Squeezing every penny out of them, he's earning his commission.
I'll take five - with the postcard signed by Mr Cryer.
He's doing well for us here, Barry.
£70, I have a bid on my left.
-I'll take five on it.
It's only £5, sir.
-It's your last chance.
What a warm day. I can see you reclining with your Pimm's.
£70 only. It's your last chance, I'm going to sell it.
-Are we done at 70?
-He's done us proud.
You'll regret this for the rest of your life.
Done at 70... GAVEL BANGS
He's done us proud. Well done, thank you, sir.
A smashing profit on that means happy days for Barry and Will.
Well, it comes down to this.
Impeccable lack of taste.
Thanks a lot.
-Who is that?
I don't know, he's just...
So, everything hangs on Bernard and Charles' most costly punt -

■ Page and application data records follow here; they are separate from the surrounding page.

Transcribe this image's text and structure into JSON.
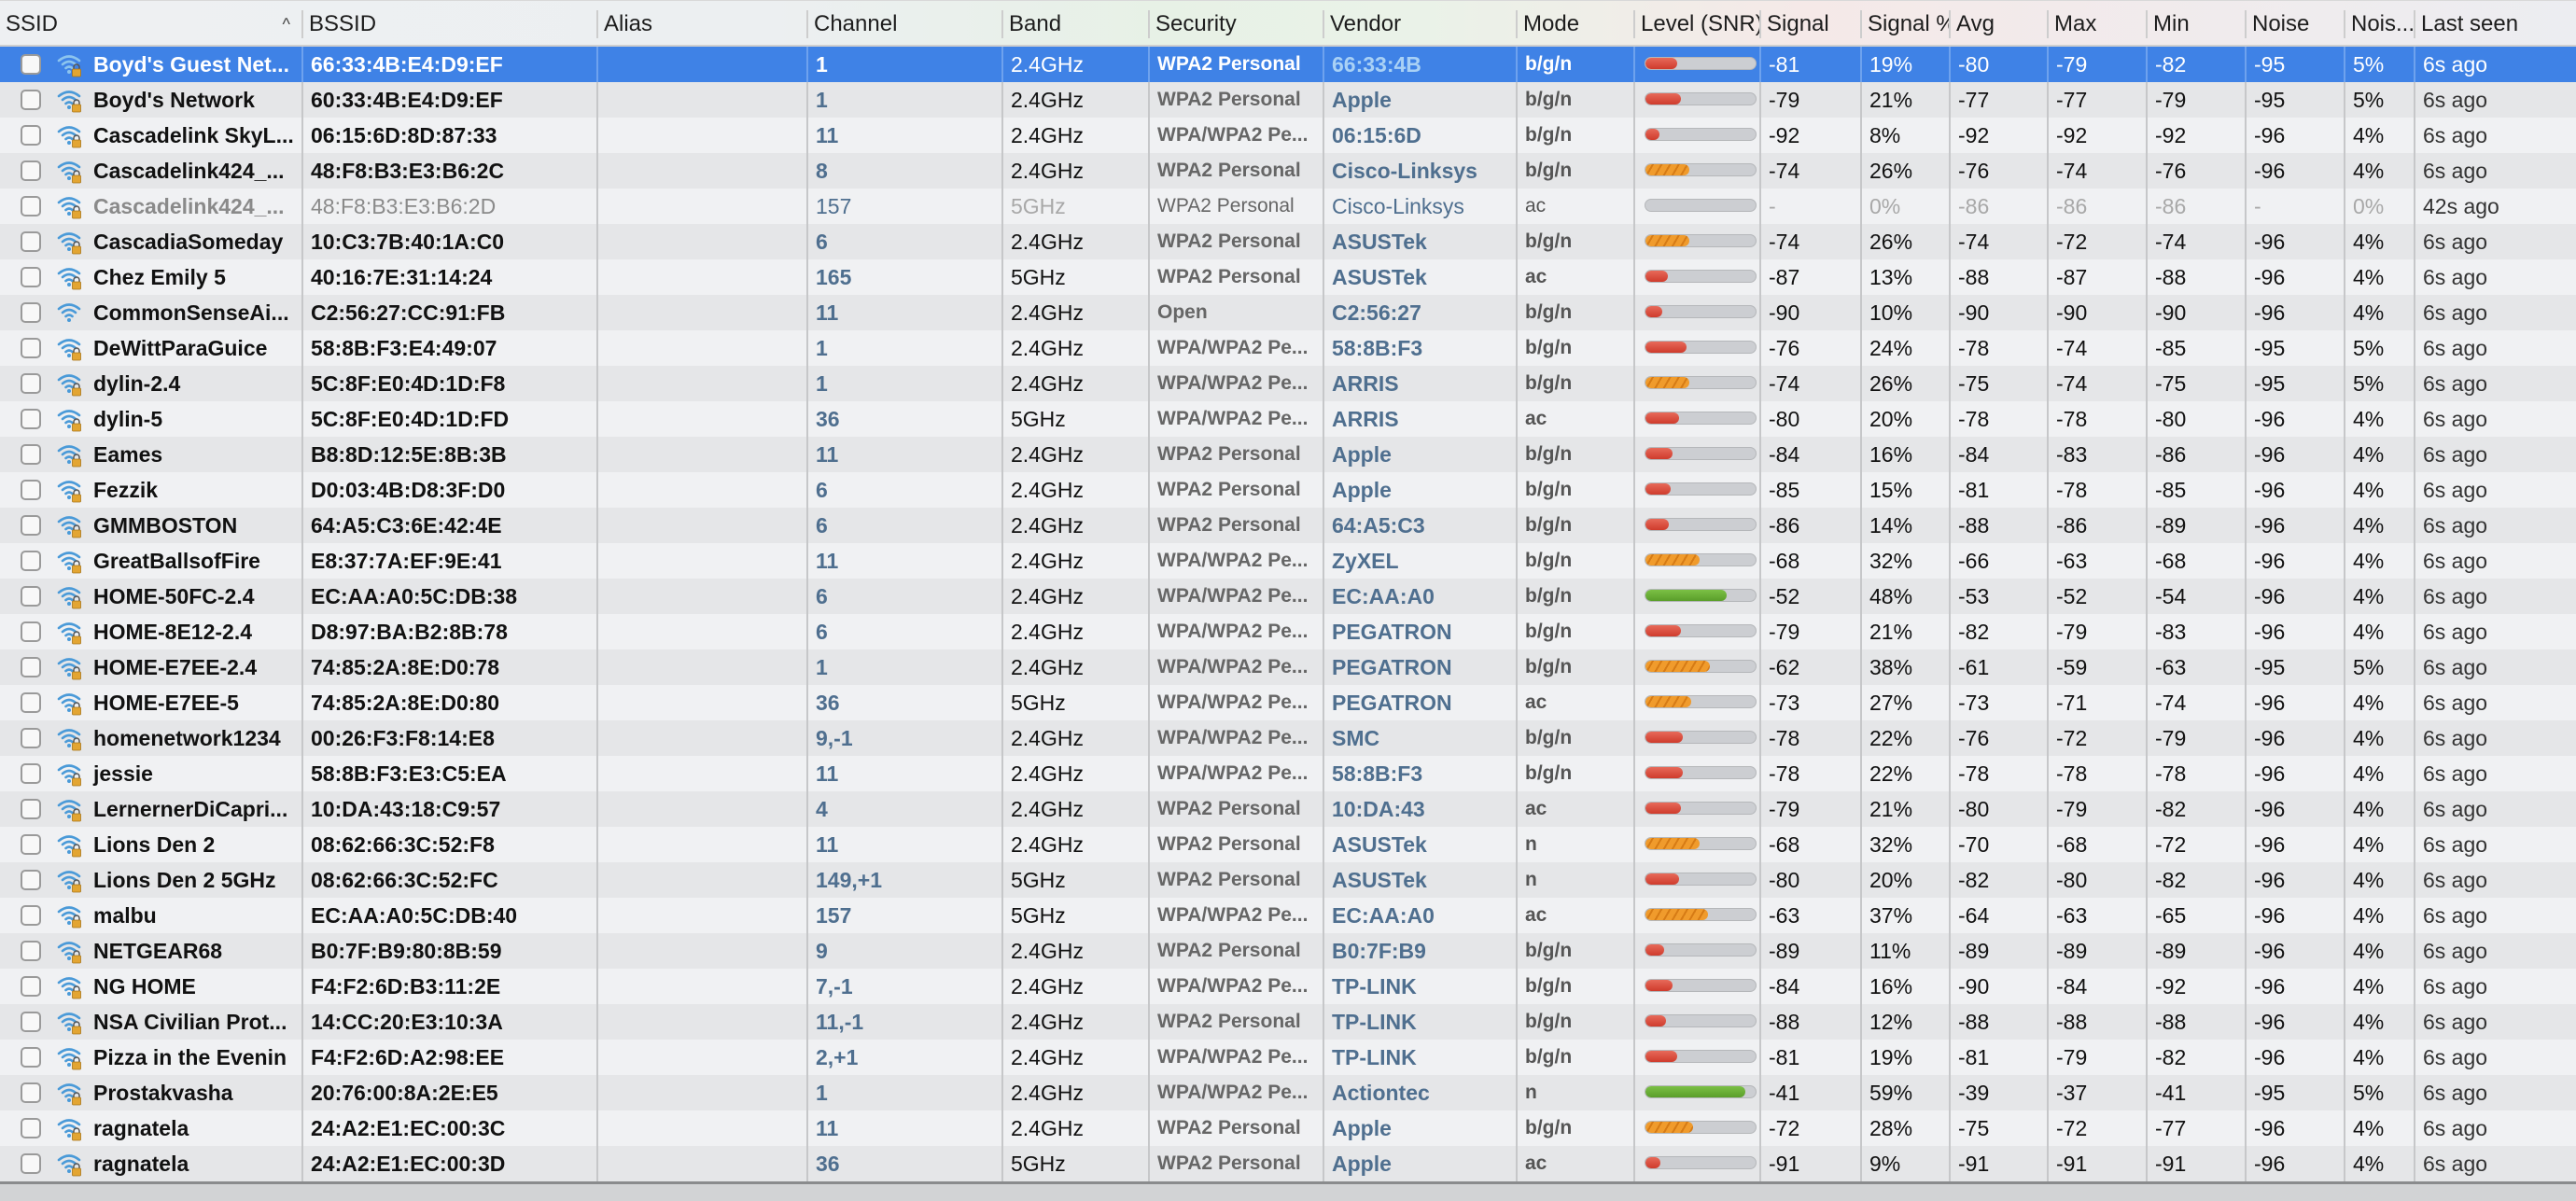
{
  "columns": [
    {
      "key": "ssid",
      "label": "SSID",
      "sorted": "ascending"
    },
    {
      "key": "bssid",
      "label": "BSSID"
    },
    {
      "key": "alias",
      "label": "Alias"
    },
    {
      "key": "channel",
      "label": "Channel"
    },
    {
      "key": "band",
      "label": "Band"
    },
    {
      "key": "security",
      "label": "Security"
    },
    {
      "key": "vendor",
      "label": "Vendor"
    },
    {
      "key": "mode",
      "label": "Mode"
    },
    {
      "key": "level",
      "label": "Level (SNR)"
    },
    {
      "key": "signal",
      "label": "Signal"
    },
    {
      "key": "sigpct",
      "label": "Signal %"
    },
    {
      "key": "avg",
      "label": "Avg"
    },
    {
      "key": "max",
      "label": "Max"
    },
    {
      "key": "min",
      "label": "Min"
    },
    {
      "key": "noise",
      "label": "Noise"
    },
    {
      "key": "noisepct",
      "label": "Nois..."
    },
    {
      "key": "lastseen",
      "label": "Last seen"
    }
  ],
  "sort_icon": "chevron-up-icon",
  "level_colors": {
    "red": "#cf3b2c",
    "orange": "#f09b2c",
    "green": "#5a9e2a"
  },
  "selection_color": "#3f82e6",
  "rows": [
    {
      "ssid": "Boyd's Guest Net...",
      "bssid": "66:33:4B:E4:D9:EF",
      "alias": "",
      "channel": "1",
      "band": "2.4GHz",
      "security": "WPA2 Personal",
      "vendor": "66:33:4B",
      "mode": "b/g/n",
      "level_pct": 19,
      "signal": "-81",
      "sigpct": "19%",
      "avg": "-80",
      "max": "-79",
      "min": "-82",
      "noise": "-95",
      "noisepct": "5%",
      "lastseen": "6s ago",
      "locked": true,
      "selected": true
    },
    {
      "ssid": "Boyd's Network",
      "bssid": "60:33:4B:E4:D9:EF",
      "alias": "",
      "channel": "1",
      "band": "2.4GHz",
      "security": "WPA2 Personal",
      "vendor": "Apple",
      "mode": "b/g/n",
      "level_pct": 21,
      "signal": "-79",
      "sigpct": "21%",
      "avg": "-77",
      "max": "-77",
      "min": "-79",
      "noise": "-95",
      "noisepct": "5%",
      "lastseen": "6s ago",
      "locked": true
    },
    {
      "ssid": "Cascadelink SkyL...",
      "bssid": "06:15:6D:8D:87:33",
      "alias": "",
      "channel": "11",
      "band": "2.4GHz",
      "security": "WPA/WPA2 Pe...",
      "vendor": "06:15:6D",
      "mode": "b/g/n",
      "level_pct": 8,
      "signal": "-92",
      "sigpct": "8%",
      "avg": "-92",
      "max": "-92",
      "min": "-92",
      "noise": "-96",
      "noisepct": "4%",
      "lastseen": "6s ago",
      "locked": true
    },
    {
      "ssid": "Cascadelink424_...",
      "bssid": "48:F8:B3:E3:B6:2C",
      "alias": "",
      "channel": "8",
      "band": "2.4GHz",
      "security": "WPA2 Personal",
      "vendor": "Cisco-Linksys",
      "mode": "b/g/n",
      "level_pct": 26,
      "signal": "-74",
      "sigpct": "26%",
      "avg": "-76",
      "max": "-74",
      "min": "-76",
      "noise": "-96",
      "noisepct": "4%",
      "lastseen": "6s ago",
      "locked": true
    },
    {
      "ssid": "Cascadelink424_...",
      "bssid": "48:F8:B3:E3:B6:2D",
      "alias": "",
      "channel": "157",
      "band": "5GHz",
      "security": "WPA2 Personal",
      "vendor": "Cisco-Linksys",
      "mode": "ac",
      "level_pct": 0,
      "signal": "-",
      "sigpct": "0%",
      "avg": "-86",
      "max": "-86",
      "min": "-86",
      "noise": "-",
      "noisepct": "0%",
      "lastseen": "42s ago",
      "locked": true,
      "stale": true
    },
    {
      "ssid": "CascadiaSomeday",
      "bssid": "10:C3:7B:40:1A:C0",
      "alias": "",
      "channel": "6",
      "band": "2.4GHz",
      "security": "WPA2 Personal",
      "vendor": "ASUSTek",
      "mode": "b/g/n",
      "level_pct": 26,
      "signal": "-74",
      "sigpct": "26%",
      "avg": "-74",
      "max": "-72",
      "min": "-74",
      "noise": "-96",
      "noisepct": "4%",
      "lastseen": "6s ago",
      "locked": true
    },
    {
      "ssid": "Chez Emily 5",
      "bssid": "40:16:7E:31:14:24",
      "alias": "",
      "channel": "165",
      "band": "5GHz",
      "security": "WPA2 Personal",
      "vendor": "ASUSTek",
      "mode": "ac",
      "level_pct": 13,
      "signal": "-87",
      "sigpct": "13%",
      "avg": "-88",
      "max": "-87",
      "min": "-88",
      "noise": "-96",
      "noisepct": "4%",
      "lastseen": "6s ago",
      "locked": true
    },
    {
      "ssid": "CommonSenseAi...",
      "bssid": "C2:56:27:CC:91:FB",
      "alias": "",
      "channel": "11",
      "band": "2.4GHz",
      "security": "Open",
      "vendor": "C2:56:27",
      "mode": "b/g/n",
      "level_pct": 10,
      "signal": "-90",
      "sigpct": "10%",
      "avg": "-90",
      "max": "-90",
      "min": "-90",
      "noise": "-96",
      "noisepct": "4%",
      "lastseen": "6s ago",
      "locked": false
    },
    {
      "ssid": "DeWittParaGuice",
      "bssid": "58:8B:F3:E4:49:07",
      "alias": "",
      "channel": "1",
      "band": "2.4GHz",
      "security": "WPA/WPA2 Pe...",
      "vendor": "58:8B:F3",
      "mode": "b/g/n",
      "level_pct": 24,
      "signal": "-76",
      "sigpct": "24%",
      "avg": "-78",
      "max": "-74",
      "min": "-85",
      "noise": "-95",
      "noisepct": "5%",
      "lastseen": "6s ago",
      "locked": true
    },
    {
      "ssid": "dylin-2.4",
      "bssid": "5C:8F:E0:4D:1D:F8",
      "alias": "",
      "channel": "1",
      "band": "2.4GHz",
      "security": "WPA/WPA2 Pe...",
      "vendor": "ARRIS",
      "mode": "b/g/n",
      "level_pct": 26,
      "signal": "-74",
      "sigpct": "26%",
      "avg": "-75",
      "max": "-74",
      "min": "-75",
      "noise": "-95",
      "noisepct": "5%",
      "lastseen": "6s ago",
      "locked": true
    },
    {
      "ssid": "dylin-5",
      "bssid": "5C:8F:E0:4D:1D:FD",
      "alias": "",
      "channel": "36",
      "band": "5GHz",
      "security": "WPA/WPA2 Pe...",
      "vendor": "ARRIS",
      "mode": "ac",
      "level_pct": 20,
      "signal": "-80",
      "sigpct": "20%",
      "avg": "-78",
      "max": "-78",
      "min": "-80",
      "noise": "-96",
      "noisepct": "4%",
      "lastseen": "6s ago",
      "locked": true
    },
    {
      "ssid": "Eames",
      "bssid": "B8:8D:12:5E:8B:3B",
      "alias": "",
      "channel": "11",
      "band": "2.4GHz",
      "security": "WPA2 Personal",
      "vendor": "Apple",
      "mode": "b/g/n",
      "level_pct": 16,
      "signal": "-84",
      "sigpct": "16%",
      "avg": "-84",
      "max": "-83",
      "min": "-86",
      "noise": "-96",
      "noisepct": "4%",
      "lastseen": "6s ago",
      "locked": true
    },
    {
      "ssid": "Fezzik",
      "bssid": "D0:03:4B:D8:3F:D0",
      "alias": "",
      "channel": "6",
      "band": "2.4GHz",
      "security": "WPA2 Personal",
      "vendor": "Apple",
      "mode": "b/g/n",
      "level_pct": 15,
      "signal": "-85",
      "sigpct": "15%",
      "avg": "-81",
      "max": "-78",
      "min": "-85",
      "noise": "-96",
      "noisepct": "4%",
      "lastseen": "6s ago",
      "locked": true
    },
    {
      "ssid": "GMMBOSTON",
      "bssid": "64:A5:C3:6E:42:4E",
      "alias": "",
      "channel": "6",
      "band": "2.4GHz",
      "security": "WPA2 Personal",
      "vendor": "64:A5:C3",
      "mode": "b/g/n",
      "level_pct": 14,
      "signal": "-86",
      "sigpct": "14%",
      "avg": "-88",
      "max": "-86",
      "min": "-89",
      "noise": "-96",
      "noisepct": "4%",
      "lastseen": "6s ago",
      "locked": true
    },
    {
      "ssid": "GreatBallsofFire",
      "bssid": "E8:37:7A:EF:9E:41",
      "alias": "",
      "channel": "11",
      "band": "2.4GHz",
      "security": "WPA/WPA2 Pe...",
      "vendor": "ZyXEL",
      "mode": "b/g/n",
      "level_pct": 32,
      "signal": "-68",
      "sigpct": "32%",
      "avg": "-66",
      "max": "-63",
      "min": "-68",
      "noise": "-96",
      "noisepct": "4%",
      "lastseen": "6s ago",
      "locked": true
    },
    {
      "ssid": "HOME-50FC-2.4",
      "bssid": "EC:AA:A0:5C:DB:38",
      "alias": "",
      "channel": "6",
      "band": "2.4GHz",
      "security": "WPA/WPA2 Pe...",
      "vendor": "EC:AA:A0",
      "mode": "b/g/n",
      "level_pct": 48,
      "signal": "-52",
      "sigpct": "48%",
      "avg": "-53",
      "max": "-52",
      "min": "-54",
      "noise": "-96",
      "noisepct": "4%",
      "lastseen": "6s ago",
      "locked": true
    },
    {
      "ssid": "HOME-8E12-2.4",
      "bssid": "D8:97:BA:B2:8B:78",
      "alias": "",
      "channel": "6",
      "band": "2.4GHz",
      "security": "WPA/WPA2 Pe...",
      "vendor": "PEGATRON",
      "mode": "b/g/n",
      "level_pct": 21,
      "signal": "-79",
      "sigpct": "21%",
      "avg": "-82",
      "max": "-79",
      "min": "-83",
      "noise": "-96",
      "noisepct": "4%",
      "lastseen": "6s ago",
      "locked": true
    },
    {
      "ssid": "HOME-E7EE-2.4",
      "bssid": "74:85:2A:8E:D0:78",
      "alias": "",
      "channel": "1",
      "band": "2.4GHz",
      "security": "WPA/WPA2 Pe...",
      "vendor": "PEGATRON",
      "mode": "b/g/n",
      "level_pct": 38,
      "signal": "-62",
      "sigpct": "38%",
      "avg": "-61",
      "max": "-59",
      "min": "-63",
      "noise": "-95",
      "noisepct": "5%",
      "lastseen": "6s ago",
      "locked": true
    },
    {
      "ssid": "HOME-E7EE-5",
      "bssid": "74:85:2A:8E:D0:80",
      "alias": "",
      "channel": "36",
      "band": "5GHz",
      "security": "WPA/WPA2 Pe...",
      "vendor": "PEGATRON",
      "mode": "ac",
      "level_pct": 27,
      "signal": "-73",
      "sigpct": "27%",
      "avg": "-73",
      "max": "-71",
      "min": "-74",
      "noise": "-96",
      "noisepct": "4%",
      "lastseen": "6s ago",
      "locked": true
    },
    {
      "ssid": "homenetwork1234",
      "bssid": "00:26:F3:F8:14:E8",
      "alias": "",
      "channel": "9,-1",
      "band": "2.4GHz",
      "security": "WPA/WPA2 Pe...",
      "vendor": "SMC",
      "mode": "b/g/n",
      "level_pct": 22,
      "signal": "-78",
      "sigpct": "22%",
      "avg": "-76",
      "max": "-72",
      "min": "-79",
      "noise": "-96",
      "noisepct": "4%",
      "lastseen": "6s ago",
      "locked": true
    },
    {
      "ssid": "jessie",
      "bssid": "58:8B:F3:E3:C5:EA",
      "alias": "",
      "channel": "11",
      "band": "2.4GHz",
      "security": "WPA/WPA2 Pe...",
      "vendor": "58:8B:F3",
      "mode": "b/g/n",
      "level_pct": 22,
      "signal": "-78",
      "sigpct": "22%",
      "avg": "-78",
      "max": "-78",
      "min": "-78",
      "noise": "-96",
      "noisepct": "4%",
      "lastseen": "6s ago",
      "locked": true
    },
    {
      "ssid": "LernernerDiCapri...",
      "bssid": "10:DA:43:18:C9:57",
      "alias": "",
      "channel": "4",
      "band": "2.4GHz",
      "security": "WPA2 Personal",
      "vendor": "10:DA:43",
      "mode": "ac",
      "level_pct": 21,
      "signal": "-79",
      "sigpct": "21%",
      "avg": "-80",
      "max": "-79",
      "min": "-82",
      "noise": "-96",
      "noisepct": "4%",
      "lastseen": "6s ago",
      "locked": true
    },
    {
      "ssid": "Lions Den 2",
      "bssid": "08:62:66:3C:52:F8",
      "alias": "",
      "channel": "11",
      "band": "2.4GHz",
      "security": "WPA2 Personal",
      "vendor": "ASUSTek",
      "mode": "n",
      "level_pct": 32,
      "signal": "-68",
      "sigpct": "32%",
      "avg": "-70",
      "max": "-68",
      "min": "-72",
      "noise": "-96",
      "noisepct": "4%",
      "lastseen": "6s ago",
      "locked": true
    },
    {
      "ssid": "Lions Den 2 5GHz",
      "bssid": "08:62:66:3C:52:FC",
      "alias": "",
      "channel": "149,+1",
      "band": "5GHz",
      "security": "WPA2 Personal",
      "vendor": "ASUSTek",
      "mode": "n",
      "level_pct": 20,
      "signal": "-80",
      "sigpct": "20%",
      "avg": "-82",
      "max": "-80",
      "min": "-82",
      "noise": "-96",
      "noisepct": "4%",
      "lastseen": "6s ago",
      "locked": true
    },
    {
      "ssid": "malbu",
      "bssid": "EC:AA:A0:5C:DB:40",
      "alias": "",
      "channel": "157",
      "band": "5GHz",
      "security": "WPA/WPA2 Pe...",
      "vendor": "EC:AA:A0",
      "mode": "ac",
      "level_pct": 37,
      "signal": "-63",
      "sigpct": "37%",
      "avg": "-64",
      "max": "-63",
      "min": "-65",
      "noise": "-96",
      "noisepct": "4%",
      "lastseen": "6s ago",
      "locked": true
    },
    {
      "ssid": "NETGEAR68",
      "bssid": "B0:7F:B9:80:8B:59",
      "alias": "",
      "channel": "9",
      "band": "2.4GHz",
      "security": "WPA2 Personal",
      "vendor": "B0:7F:B9",
      "mode": "b/g/n",
      "level_pct": 11,
      "signal": "-89",
      "sigpct": "11%",
      "avg": "-89",
      "max": "-89",
      "min": "-89",
      "noise": "-96",
      "noisepct": "4%",
      "lastseen": "6s ago",
      "locked": true
    },
    {
      "ssid": "NG HOME",
      "bssid": "F4:F2:6D:B3:11:2E",
      "alias": "",
      "channel": "7,-1",
      "band": "2.4GHz",
      "security": "WPA/WPA2 Pe...",
      "vendor": "TP-LINK",
      "mode": "b/g/n",
      "level_pct": 16,
      "signal": "-84",
      "sigpct": "16%",
      "avg": "-90",
      "max": "-84",
      "min": "-92",
      "noise": "-96",
      "noisepct": "4%",
      "lastseen": "6s ago",
      "locked": true
    },
    {
      "ssid": "NSA Civilian Prot...",
      "bssid": "14:CC:20:E3:10:3A",
      "alias": "",
      "channel": "11,-1",
      "band": "2.4GHz",
      "security": "WPA2 Personal",
      "vendor": "TP-LINK",
      "mode": "b/g/n",
      "level_pct": 12,
      "signal": "-88",
      "sigpct": "12%",
      "avg": "-88",
      "max": "-88",
      "min": "-88",
      "noise": "-96",
      "noisepct": "4%",
      "lastseen": "6s ago",
      "locked": true
    },
    {
      "ssid": "Pizza in the Evenin",
      "bssid": "F4:F2:6D:A2:98:EE",
      "alias": "",
      "channel": "2,+1",
      "band": "2.4GHz",
      "security": "WPA/WPA2 Pe...",
      "vendor": "TP-LINK",
      "mode": "b/g/n",
      "level_pct": 19,
      "signal": "-81",
      "sigpct": "19%",
      "avg": "-81",
      "max": "-79",
      "min": "-82",
      "noise": "-96",
      "noisepct": "4%",
      "lastseen": "6s ago",
      "locked": true
    },
    {
      "ssid": "Prostakvasha",
      "bssid": "20:76:00:8A:2E:E5",
      "alias": "",
      "channel": "1",
      "band": "2.4GHz",
      "security": "WPA/WPA2 Pe...",
      "vendor": "Actiontec",
      "mode": "n",
      "level_pct": 59,
      "signal": "-41",
      "sigpct": "59%",
      "avg": "-39",
      "max": "-37",
      "min": "-41",
      "noise": "-95",
      "noisepct": "5%",
      "lastseen": "6s ago",
      "locked": true
    },
    {
      "ssid": "ragnatela",
      "bssid": "24:A2:E1:EC:00:3C",
      "alias": "",
      "channel": "11",
      "band": "2.4GHz",
      "security": "WPA2 Personal",
      "vendor": "Apple",
      "mode": "b/g/n",
      "level_pct": 28,
      "signal": "-72",
      "sigpct": "28%",
      "avg": "-75",
      "max": "-72",
      "min": "-77",
      "noise": "-96",
      "noisepct": "4%",
      "lastseen": "6s ago",
      "locked": true
    },
    {
      "ssid": "ragnatela",
      "bssid": "24:A2:E1:EC:00:3D",
      "alias": "",
      "channel": "36",
      "band": "5GHz",
      "security": "WPA2 Personal",
      "vendor": "Apple",
      "mode": "ac",
      "level_pct": 9,
      "signal": "-91",
      "sigpct": "9%",
      "avg": "-91",
      "max": "-91",
      "min": "-91",
      "noise": "-96",
      "noisepct": "4%",
      "lastseen": "6s ago",
      "locked": true
    }
  ]
}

the solid silver bowl.
Bid me £100 for it.
The room's dead.
£50, get it started.
Charles, put your hand up, Charles. Put your hand up.
£50 for it.
-This is frightening.
Thank you very much. £50 the maiden bid. Bid me 60 on it.
-Well, that's life. You win some, you lose some.
Take 60 on it.
I'll get me hat.
Has everybody gone to sleep? Is it the heat?
60 bid. 70?
Sir, this is the bargain of probably, I think, five years.
£85. 90 I'll take on it.
This is worth £150 every day.
I have £85 only.
I'll take 90 on it.
The Dixon bowl.
It makes you want to give up,
and do something else for a living.
Don't give Charles ideas.
Are we done at £85 only?
90. Five again.
It's very cheap, sir.
-100. Five again.
-Come on, sir.
Was that a bid, sir?
£115. It's your last chance.
It's the bargain of the year.
-At £115 only...
-Bing, bang, bosh.
-Auctioneer, thank you.
I think you've cleaned us.
An emotional moment.
I haven't done the maths - Charles, may I say, well done, sir.
It's time out. Good night.
A sterling performance from our auctioneer
drives a more respectable price.
Shall we go and work out the figures?
Yes, I think so.
Over a nice cup of tea.
A stiff drink.
Bend down - bend down walking out.
Go on, after you, sir.
-Thank you very much.
-Come on, Charles.
Age before beauty.
You're quite right. Well done, gents. Thank you.
And these consummate showmen get a hand from the crowd.
Thanks a lot.
We was robbed.
Bernard and Charles started with £400.
After auction costs they made an unlucky loss of £83.70
and end today with...
..while Barry and Will also started with £400.
They made a small loss of £3.40, ending with...
They are truly today's victors.
So, congratulations, Baz and Will.
It was all Barry's lots that made the money.
It's my round, now.
-Well, gents, I hope you've had fun.
-I did enjoy it.
-I hope you enjoyed yourselves.
-More than we expected.
I always find that, too, Barry.
It's been lovely seeing you for these few days.
I couldn't agree more.
This edition sees a battle for antique glory between two comedy legends: Barry Cryer and Bernard Cribbins. Helped on their road trip around Hertfordshire by experts Charles Hanson and Will Axon, they travel towards a deciding auction in London. Along the way, Barry has a laugh at the Museum of Comedy and Bernard gets an emotional reminder of his days in the Parachute Regiment.